What to produce
Every record must come back exactly as given.

Start of Block

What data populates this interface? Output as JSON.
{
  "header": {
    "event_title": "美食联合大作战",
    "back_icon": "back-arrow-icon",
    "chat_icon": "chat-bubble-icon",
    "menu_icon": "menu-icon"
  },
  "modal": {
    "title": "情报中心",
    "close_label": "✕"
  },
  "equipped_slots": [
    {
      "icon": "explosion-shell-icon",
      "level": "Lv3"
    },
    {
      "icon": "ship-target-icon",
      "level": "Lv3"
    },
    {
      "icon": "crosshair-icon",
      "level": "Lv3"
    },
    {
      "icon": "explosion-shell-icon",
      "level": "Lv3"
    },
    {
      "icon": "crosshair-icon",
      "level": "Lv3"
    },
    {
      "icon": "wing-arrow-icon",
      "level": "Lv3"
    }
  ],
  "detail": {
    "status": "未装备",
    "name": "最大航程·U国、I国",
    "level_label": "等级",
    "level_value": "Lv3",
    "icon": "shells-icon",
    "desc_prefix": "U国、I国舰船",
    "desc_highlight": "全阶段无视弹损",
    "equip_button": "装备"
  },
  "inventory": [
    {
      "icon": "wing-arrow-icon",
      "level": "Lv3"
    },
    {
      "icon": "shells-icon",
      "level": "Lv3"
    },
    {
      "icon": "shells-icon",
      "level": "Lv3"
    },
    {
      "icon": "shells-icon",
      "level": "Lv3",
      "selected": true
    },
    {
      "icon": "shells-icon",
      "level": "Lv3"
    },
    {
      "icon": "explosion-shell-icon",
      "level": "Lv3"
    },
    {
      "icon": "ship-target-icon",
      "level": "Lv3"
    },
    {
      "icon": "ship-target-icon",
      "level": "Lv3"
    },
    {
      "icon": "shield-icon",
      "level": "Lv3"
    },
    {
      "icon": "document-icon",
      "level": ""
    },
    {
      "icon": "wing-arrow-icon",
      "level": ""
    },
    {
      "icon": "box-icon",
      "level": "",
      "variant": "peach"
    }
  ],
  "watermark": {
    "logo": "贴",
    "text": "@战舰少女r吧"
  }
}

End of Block

The answer
What data populates this interface? Output as JSON.
{
  "header": {
    "event_title": "美食联合大作战",
    "back_icon": "back-arrow-icon",
    "chat_icon": "chat-bubble-icon",
    "menu_icon": "menu-icon"
  },
  "modal": {
    "title": "情报中心",
    "close_label": "✕"
  },
  "equipped_slots": [
    {
      "icon": "explosion-shell-icon",
      "level": "Lv3"
    },
    {
      "icon": "ship-target-icon",
      "level": "Lv3"
    },
    {
      "icon": "crosshair-icon",
      "level": "Lv3"
    },
    {
      "icon": "explosion-shell-icon",
      "level": "Lv3"
    },
    {
      "icon": "crosshair-icon",
      "level": "Lv3"
    },
    {
      "icon": "wing-arrow-icon",
      "level": "Lv3"
    }
  ],
  "detail": {
    "status": "未装备",
    "name": "最大航程·U国、I国",
    "level_label": "等级",
    "level_value": "Lv3",
    "icon": "shells-icon",
    "desc_prefix": "U国、I国舰船",
    "desc_highlight": "全阶段无视弹损",
    "equip_button": "装备"
  },
  "inventory": [
    {
      "icon": "wing-arrow-icon",
      "level": "Lv3"
    },
    {
      "icon": "shells-icon",
      "level": "Lv3"
    },
    {
      "icon": "shells-icon",
      "level": "Lv3"
    },
    {
      "icon": "shells-icon",
      "level": "Lv3",
      "selected": true
    },
    {
      "icon": "shells-icon",
      "level": "Lv3"
    },
    {
      "icon": "explosion-shell-icon",
      "level": "Lv3"
    },
    {
      "icon": "ship-target-icon",
      "level": "Lv3"
    },
    {
      "icon": "ship-target-icon",
      "level": "Lv3"
    },
    {
      "icon": "shield-icon",
      "level": "Lv3"
    },
    {
      "icon": "document-icon",
      "level": ""
    },
    {
      "icon": "wing-arrow-icon",
      "level": ""
    },
    {
      "icon": "box-icon",
      "level": "",
      "variant": "peach"
    }
  ],
  "watermark": {
    "logo": "贴",
    "text": "@战舰少女r吧"
  }
}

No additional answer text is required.